Top of DATASET RECORDS
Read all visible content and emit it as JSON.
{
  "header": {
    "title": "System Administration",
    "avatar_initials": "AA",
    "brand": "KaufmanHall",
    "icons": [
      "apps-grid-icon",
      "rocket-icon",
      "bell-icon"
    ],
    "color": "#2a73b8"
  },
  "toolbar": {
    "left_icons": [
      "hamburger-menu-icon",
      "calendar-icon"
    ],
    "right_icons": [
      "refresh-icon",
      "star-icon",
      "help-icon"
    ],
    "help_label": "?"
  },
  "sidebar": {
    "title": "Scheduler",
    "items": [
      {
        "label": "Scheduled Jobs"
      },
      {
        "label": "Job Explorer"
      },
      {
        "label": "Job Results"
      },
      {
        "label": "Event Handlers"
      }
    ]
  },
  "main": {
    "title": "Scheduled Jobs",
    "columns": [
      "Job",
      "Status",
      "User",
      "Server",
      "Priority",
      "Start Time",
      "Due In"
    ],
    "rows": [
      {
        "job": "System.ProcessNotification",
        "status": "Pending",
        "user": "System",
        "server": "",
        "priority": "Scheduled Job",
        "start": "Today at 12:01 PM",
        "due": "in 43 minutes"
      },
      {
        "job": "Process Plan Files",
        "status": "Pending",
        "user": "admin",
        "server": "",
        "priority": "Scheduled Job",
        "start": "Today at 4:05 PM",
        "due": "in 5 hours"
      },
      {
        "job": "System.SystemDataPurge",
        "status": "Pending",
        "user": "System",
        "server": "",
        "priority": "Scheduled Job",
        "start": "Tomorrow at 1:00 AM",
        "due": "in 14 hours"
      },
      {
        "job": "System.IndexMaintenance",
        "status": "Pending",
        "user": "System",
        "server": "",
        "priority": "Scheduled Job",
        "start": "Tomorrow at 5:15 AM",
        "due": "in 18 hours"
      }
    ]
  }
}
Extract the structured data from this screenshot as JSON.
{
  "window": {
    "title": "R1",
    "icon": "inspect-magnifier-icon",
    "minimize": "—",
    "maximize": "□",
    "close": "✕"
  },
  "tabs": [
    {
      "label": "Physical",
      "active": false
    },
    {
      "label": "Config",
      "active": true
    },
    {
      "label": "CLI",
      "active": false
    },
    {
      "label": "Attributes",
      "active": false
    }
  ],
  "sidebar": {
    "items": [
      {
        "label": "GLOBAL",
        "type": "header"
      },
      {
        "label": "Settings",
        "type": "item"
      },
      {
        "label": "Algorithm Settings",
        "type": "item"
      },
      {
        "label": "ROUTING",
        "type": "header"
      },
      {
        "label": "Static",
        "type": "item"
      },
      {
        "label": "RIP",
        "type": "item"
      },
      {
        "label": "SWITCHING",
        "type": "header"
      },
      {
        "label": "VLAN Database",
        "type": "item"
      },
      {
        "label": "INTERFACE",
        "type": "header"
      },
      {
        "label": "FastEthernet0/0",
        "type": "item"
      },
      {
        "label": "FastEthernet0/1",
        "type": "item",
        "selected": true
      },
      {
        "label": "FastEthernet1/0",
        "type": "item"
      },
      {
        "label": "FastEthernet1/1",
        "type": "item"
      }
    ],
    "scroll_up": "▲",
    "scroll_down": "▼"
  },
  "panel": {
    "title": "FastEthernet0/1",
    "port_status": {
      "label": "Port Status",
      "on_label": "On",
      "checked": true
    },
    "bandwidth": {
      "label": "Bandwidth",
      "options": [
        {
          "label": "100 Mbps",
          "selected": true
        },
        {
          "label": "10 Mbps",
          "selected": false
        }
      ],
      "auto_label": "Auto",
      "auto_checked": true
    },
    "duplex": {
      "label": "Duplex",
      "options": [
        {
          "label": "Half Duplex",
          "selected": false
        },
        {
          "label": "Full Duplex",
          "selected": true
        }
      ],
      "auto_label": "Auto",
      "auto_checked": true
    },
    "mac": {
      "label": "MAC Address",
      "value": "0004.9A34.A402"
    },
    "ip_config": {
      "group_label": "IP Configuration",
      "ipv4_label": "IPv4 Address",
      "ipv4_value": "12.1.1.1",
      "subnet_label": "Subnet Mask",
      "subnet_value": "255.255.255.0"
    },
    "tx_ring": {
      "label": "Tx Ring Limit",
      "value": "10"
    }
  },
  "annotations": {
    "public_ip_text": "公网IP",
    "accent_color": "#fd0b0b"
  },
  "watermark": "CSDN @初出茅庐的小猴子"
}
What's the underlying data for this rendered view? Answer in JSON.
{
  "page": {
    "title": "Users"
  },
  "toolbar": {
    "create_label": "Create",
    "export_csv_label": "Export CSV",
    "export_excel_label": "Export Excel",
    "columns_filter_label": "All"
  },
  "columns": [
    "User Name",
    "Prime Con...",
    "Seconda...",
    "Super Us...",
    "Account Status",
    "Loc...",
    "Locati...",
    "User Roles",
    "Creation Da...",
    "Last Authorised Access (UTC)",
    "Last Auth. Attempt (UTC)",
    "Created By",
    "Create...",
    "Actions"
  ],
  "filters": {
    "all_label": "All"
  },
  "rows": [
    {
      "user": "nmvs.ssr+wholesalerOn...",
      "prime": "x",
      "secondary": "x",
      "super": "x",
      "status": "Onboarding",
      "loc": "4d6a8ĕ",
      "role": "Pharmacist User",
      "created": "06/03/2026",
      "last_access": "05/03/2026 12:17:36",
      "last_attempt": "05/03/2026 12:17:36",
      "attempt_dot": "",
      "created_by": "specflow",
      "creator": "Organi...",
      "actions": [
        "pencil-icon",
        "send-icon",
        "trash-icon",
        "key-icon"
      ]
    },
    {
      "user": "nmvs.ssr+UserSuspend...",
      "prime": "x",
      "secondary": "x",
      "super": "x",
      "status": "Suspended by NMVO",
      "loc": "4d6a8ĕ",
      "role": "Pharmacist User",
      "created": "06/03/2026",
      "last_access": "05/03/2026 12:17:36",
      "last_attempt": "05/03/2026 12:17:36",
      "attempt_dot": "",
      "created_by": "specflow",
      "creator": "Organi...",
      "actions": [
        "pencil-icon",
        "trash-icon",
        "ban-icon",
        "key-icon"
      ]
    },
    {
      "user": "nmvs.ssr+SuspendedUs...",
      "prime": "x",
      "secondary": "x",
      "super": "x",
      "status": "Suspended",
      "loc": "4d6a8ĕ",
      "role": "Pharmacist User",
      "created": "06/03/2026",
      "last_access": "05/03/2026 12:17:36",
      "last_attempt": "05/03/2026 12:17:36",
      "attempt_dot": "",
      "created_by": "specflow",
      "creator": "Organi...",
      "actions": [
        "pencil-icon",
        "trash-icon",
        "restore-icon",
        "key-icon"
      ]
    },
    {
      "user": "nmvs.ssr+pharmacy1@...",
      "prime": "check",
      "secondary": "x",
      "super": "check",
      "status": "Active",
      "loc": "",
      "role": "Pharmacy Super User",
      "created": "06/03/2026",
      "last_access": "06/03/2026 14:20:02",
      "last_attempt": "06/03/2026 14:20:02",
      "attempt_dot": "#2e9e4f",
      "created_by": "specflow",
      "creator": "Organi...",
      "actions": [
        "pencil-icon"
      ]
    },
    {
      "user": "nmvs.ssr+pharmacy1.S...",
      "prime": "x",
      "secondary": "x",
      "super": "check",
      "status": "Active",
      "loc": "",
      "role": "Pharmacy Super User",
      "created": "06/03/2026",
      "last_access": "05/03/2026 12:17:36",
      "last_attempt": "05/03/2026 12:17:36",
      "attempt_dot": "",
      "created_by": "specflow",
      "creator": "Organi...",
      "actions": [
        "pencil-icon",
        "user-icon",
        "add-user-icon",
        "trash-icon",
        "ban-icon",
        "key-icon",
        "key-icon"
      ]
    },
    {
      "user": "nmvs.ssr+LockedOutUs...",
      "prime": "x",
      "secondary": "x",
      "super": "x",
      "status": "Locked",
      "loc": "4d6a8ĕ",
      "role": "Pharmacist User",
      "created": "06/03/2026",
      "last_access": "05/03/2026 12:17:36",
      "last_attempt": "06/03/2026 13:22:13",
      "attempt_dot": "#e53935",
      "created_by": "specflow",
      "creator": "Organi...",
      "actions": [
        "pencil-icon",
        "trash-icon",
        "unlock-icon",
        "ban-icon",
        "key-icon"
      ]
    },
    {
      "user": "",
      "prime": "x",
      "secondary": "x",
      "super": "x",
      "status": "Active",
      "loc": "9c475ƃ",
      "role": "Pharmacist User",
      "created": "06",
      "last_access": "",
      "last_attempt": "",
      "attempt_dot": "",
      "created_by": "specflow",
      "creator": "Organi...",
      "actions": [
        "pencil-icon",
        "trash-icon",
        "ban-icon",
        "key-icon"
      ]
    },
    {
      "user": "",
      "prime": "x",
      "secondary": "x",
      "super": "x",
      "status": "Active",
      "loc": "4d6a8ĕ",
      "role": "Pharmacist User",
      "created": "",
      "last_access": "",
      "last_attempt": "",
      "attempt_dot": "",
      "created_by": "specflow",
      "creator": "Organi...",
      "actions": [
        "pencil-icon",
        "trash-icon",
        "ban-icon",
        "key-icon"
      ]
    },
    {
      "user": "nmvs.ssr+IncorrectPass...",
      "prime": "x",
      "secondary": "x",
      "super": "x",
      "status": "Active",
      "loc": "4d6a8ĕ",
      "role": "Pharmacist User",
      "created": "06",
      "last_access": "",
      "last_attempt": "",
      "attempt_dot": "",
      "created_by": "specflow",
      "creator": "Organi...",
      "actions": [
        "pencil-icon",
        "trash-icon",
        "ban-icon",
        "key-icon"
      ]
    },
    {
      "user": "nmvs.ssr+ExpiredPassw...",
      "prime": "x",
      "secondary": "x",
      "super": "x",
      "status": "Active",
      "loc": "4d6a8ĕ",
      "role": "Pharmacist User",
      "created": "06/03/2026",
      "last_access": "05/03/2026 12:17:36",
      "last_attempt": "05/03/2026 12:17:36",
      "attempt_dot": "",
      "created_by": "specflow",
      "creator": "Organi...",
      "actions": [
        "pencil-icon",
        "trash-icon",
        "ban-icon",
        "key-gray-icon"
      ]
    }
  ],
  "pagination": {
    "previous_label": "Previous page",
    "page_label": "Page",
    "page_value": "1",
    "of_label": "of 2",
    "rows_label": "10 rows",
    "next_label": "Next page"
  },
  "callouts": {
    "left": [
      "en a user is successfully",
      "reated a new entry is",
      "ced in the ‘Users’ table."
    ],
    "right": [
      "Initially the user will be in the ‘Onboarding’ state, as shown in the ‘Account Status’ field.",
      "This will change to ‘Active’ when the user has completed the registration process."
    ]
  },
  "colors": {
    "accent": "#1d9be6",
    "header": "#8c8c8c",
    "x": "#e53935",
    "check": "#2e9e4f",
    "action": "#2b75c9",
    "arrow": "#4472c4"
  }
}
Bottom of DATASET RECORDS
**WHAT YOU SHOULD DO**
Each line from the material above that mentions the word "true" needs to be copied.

**RESPONSE BELOW**
      "active": true
        "selected": true
      "checked": true
          "selected": true
      "auto_checked": true
          "selected": true
      "auto_checked": true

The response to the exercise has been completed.